Small retaining walls have to be drained

Drainage on a retaining wall - this is what you should know

Need for drainage

Every retaining wall needs to be backfilled so that it can even serve its purpose. Another fundamental function of a retaining wall is to keep the area behind the wall (embankment or backfill) sufficiently dry.

In many cases this can be done without drainage. The decisive factor is always the specific situation at the construction site. Basically, you always need drainage

  • Retaining walls are over 120 cm high or
  • the soil quality is correspondingly poor (low infiltration capacity) or
  • with existing embankments that are above the wall or
  • in the case of retaining walls staggered one after the other (usually not the case in the garden area)
  • it is a commercial project (i.e. in the commercial and municipal sector) - drainage systems are always installed here because this is mandatory)
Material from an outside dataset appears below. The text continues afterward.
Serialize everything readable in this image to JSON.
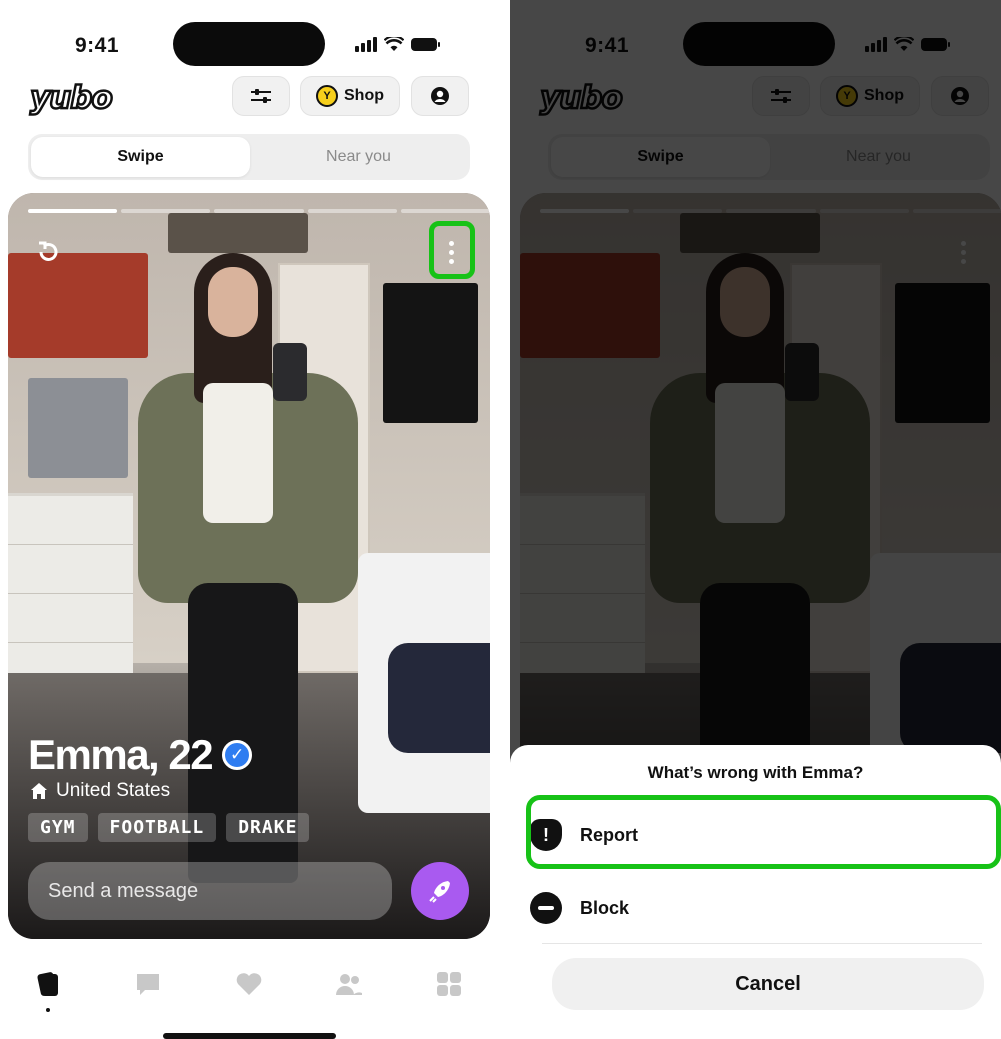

The on-site situation is therefore always decisive for the need for drainage. If you are not sure, have a specialist check the groundwater situation before planning and adhere to the plan specifications.

Groundwater must not come into contact with the wall elements or with the backfill (take into account the highest measured groundwater levels!). Should such a situation exist Planning of the wall by a specialist (engineer) is imperative!

Correct execution of drainage

Basically, when draining the wall, you should make sure that the backfill is inside all cavities and at least 300 mm behind the wall elements [/ strong] is filled with suitable ballast. This means that surface water that has seeped away (attention: groundwater may not be present!) Is discharged through the backfill.
The drain pipes are installed at the foot of the wall (below the top edge of the foundation or on the foundation). The position of the drainage pipes is different, depending on whether drainage is being carried out towards the front of the block or towards a lower point.

Planning a functioning and effective drainage system can in many cases be a complicated matter. Whenever you are unsure, it is best to seek advice from a professional. In many cases, a soil survey will also be necessary to determine the seepage capacity of the soil and the correct dimensioning of seepage.

Author: Johanna Bauer Home »Building» Water »Drainage